On May 31, 2023, the U.S. Environmental Protection Agency (EPA) finalized a rule designed to tighten confidential business information (CBI) designations in submissions under the Toxic Substances Control Act (TSCA). EPA has touted this rule as providing “transparency” and providing the agency leeway to make “more health and safety data publicly available more quickly.” Given the sensitive nature of the data often provided in TSCA submission, regulated entities should carefully consider the provisions of the new rule and what steps they must take to ensure that confidential information is not subject to public disclosure.
The U.S. Environmental Protection Agency (EPA) issued, on May 5, 2023, a request for information seeking input on the availability of zero-emission technologies in the heavy-duty vehicle and port sectors toward establishing funding programs under the Inflation Reduction Act (IRA). EPA requests comment from manufacturers, distributors, installers, fleet operators, and port operators about their products and experience with zero-emission technologies.

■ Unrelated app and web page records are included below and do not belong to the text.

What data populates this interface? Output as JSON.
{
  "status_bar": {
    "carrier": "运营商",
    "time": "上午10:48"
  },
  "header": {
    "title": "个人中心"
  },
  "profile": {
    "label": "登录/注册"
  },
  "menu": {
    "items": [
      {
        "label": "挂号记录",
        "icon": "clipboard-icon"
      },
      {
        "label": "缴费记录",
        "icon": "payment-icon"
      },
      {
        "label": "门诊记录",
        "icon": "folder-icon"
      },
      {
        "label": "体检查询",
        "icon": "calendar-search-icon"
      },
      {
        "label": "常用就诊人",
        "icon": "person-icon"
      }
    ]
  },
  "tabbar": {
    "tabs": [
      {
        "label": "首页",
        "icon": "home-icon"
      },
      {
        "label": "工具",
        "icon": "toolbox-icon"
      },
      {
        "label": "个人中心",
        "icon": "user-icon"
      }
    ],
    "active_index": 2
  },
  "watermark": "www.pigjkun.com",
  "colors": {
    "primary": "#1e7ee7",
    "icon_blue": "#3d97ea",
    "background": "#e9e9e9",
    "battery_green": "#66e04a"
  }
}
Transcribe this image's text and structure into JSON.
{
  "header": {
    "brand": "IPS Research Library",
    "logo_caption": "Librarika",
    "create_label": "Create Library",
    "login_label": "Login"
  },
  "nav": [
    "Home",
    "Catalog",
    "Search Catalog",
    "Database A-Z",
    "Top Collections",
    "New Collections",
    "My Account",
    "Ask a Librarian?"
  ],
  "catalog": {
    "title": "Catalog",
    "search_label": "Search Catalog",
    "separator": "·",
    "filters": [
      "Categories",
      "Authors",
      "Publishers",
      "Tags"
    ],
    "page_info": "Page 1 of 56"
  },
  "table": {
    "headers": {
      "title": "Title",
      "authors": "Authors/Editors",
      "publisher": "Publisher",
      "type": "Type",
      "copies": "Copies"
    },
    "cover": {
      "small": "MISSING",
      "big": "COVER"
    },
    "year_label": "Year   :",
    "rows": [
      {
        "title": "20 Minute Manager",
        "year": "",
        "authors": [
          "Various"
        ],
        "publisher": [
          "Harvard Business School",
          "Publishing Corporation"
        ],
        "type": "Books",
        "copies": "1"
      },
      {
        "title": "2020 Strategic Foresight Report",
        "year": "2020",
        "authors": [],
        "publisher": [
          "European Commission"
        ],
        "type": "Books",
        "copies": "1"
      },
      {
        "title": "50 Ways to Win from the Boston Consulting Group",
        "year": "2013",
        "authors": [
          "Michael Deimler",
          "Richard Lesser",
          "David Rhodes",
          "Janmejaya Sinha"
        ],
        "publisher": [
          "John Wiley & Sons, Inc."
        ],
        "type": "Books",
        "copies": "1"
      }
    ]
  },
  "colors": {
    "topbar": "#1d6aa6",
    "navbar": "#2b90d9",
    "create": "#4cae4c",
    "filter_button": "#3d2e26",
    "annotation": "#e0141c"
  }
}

The U.S. Environmental Protection Agency (EPA) proposed to approve Louisiana’s request for control over the permitting of carbon sequestration wells in the state. EPA’s approval would provide Louisiana authority under the Safe Drinking Water Act (SDWA) Underground Injection Control (UIC) program to administer a “Class VI” injection well program for the geologic sequestration of carbon dioxide, following similar such approvals for North Dakota and Wyoming. Stakeholders should take note of this proposed action because EPA approval of Louisiana’s program could advance carbon capture and sequestration (CCS) projects stymied by the backlog of permit applications pending before the EPA.

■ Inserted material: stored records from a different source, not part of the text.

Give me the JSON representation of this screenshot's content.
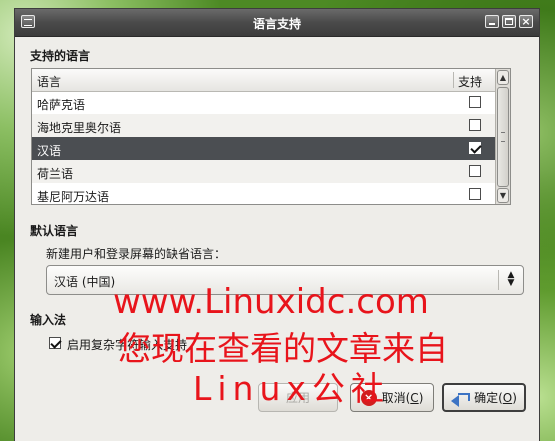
{
  "window": {
    "title": "语言支持"
  },
  "supported": {
    "section_title": "支持的语言",
    "col_language": "语言",
    "col_support": "支持",
    "rows": [
      {
        "label": "哈萨克语",
        "checked": false,
        "selected": false
      },
      {
        "label": "海地克里奥尔语",
        "checked": false,
        "selected": false
      },
      {
        "label": "汉语",
        "checked": true,
        "selected": true
      },
      {
        "label": "荷兰语",
        "checked": false,
        "selected": false
      },
      {
        "label": "基尼阿万达语",
        "checked": false,
        "selected": false
      }
    ]
  },
  "default_lang": {
    "section_title": "默认语言",
    "hint": "新建用户和登录屏幕的缺省语言：",
    "selected_value": "汉语 (中国)"
  },
  "input_method": {
    "section_title": "输入法",
    "checkbox_label": "启用复杂字符输入支持",
    "checked": true
  },
  "buttons": {
    "apply": "应用",
    "cancel": "取消(C)",
    "cancel_text": "取消(",
    "cancel_key": "C",
    "ok_text": "确定(",
    "ok_key": "O"
  },
  "watermark": {
    "line1": "www.Linuxidc.com",
    "line2": "您现在查看的文章来自",
    "line3": "Linux公社"
  }
}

On April 13, 2023, the U.S. Environmental Protection Agency (EPA) issued an Advance Notice of Proposed Rulemaking (ANPRM) asking the public for input concerning potential designations of seven per- and polyfluoroalkyl substances (PFAS) under the Comprehensive Environmental Response, Compensation, and Liability Act (CERCLA). Based on public input and data to be received, EPA will evaluate whether these PFAS may present substantial danger to the public health or welfare or the environment.
On March 19, 2023, in Texas et al. v. EPA, the United States District Court for the Southern District of Texas issued an order enjoining the Environmental Protection Agency (EPA) and Army Corps of Engineers Waters of the United States (WOTUS) Rule in the states of Idaho and Texas. The injunction went into effect just one day before the WOTUS Rule was set to become final. Texas represents the latest in the multidecade saga of seeking to define the term “waters of the United States” in the context of the Clean Water Act (CWA). Moreover, Texas is just one hurdle EPA’s new WOTUS Rule faces, with a pending Supreme Court case (Sackett v. EPA) and potential congressional action to block the rule both on the horizon.

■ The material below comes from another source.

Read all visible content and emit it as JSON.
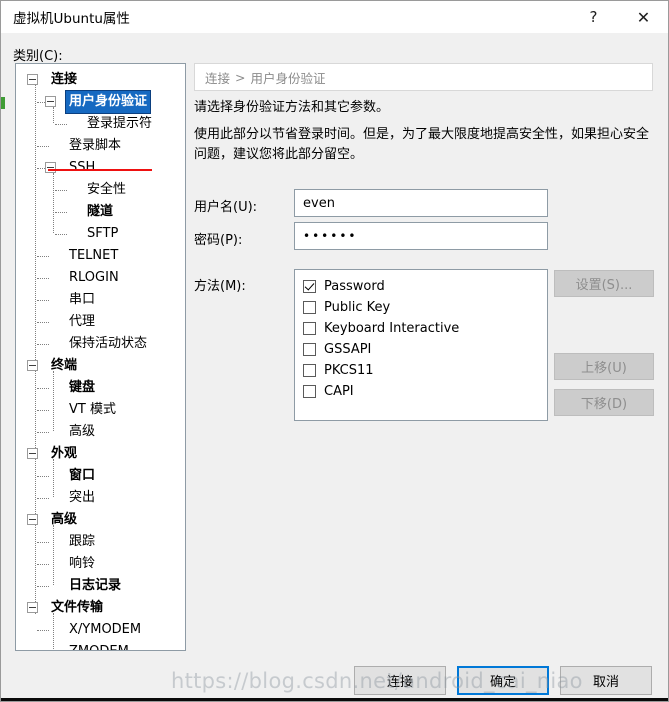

On March 14, 2023, the U.S. Environmental Protection Agency (EPA) proposed its long-anticipated National Primary Drinking Water Regulation (NPDWR) to limit six common types of PFAS in drinking water. This is the first time EPA has sought to establish legally enforceable national PFAS contamination levels for drinking water. This step represents the latest action under the Biden administration’s multistep plan to limit PFAS levels in the United States, building upon EPA’s October 2021 PFAS Strategic Roadmap and its pending proposal to designate certain PFAS as hazardous substances under CERCLA, the Comprehensive Environmental Response, Compensation, and Liability Act.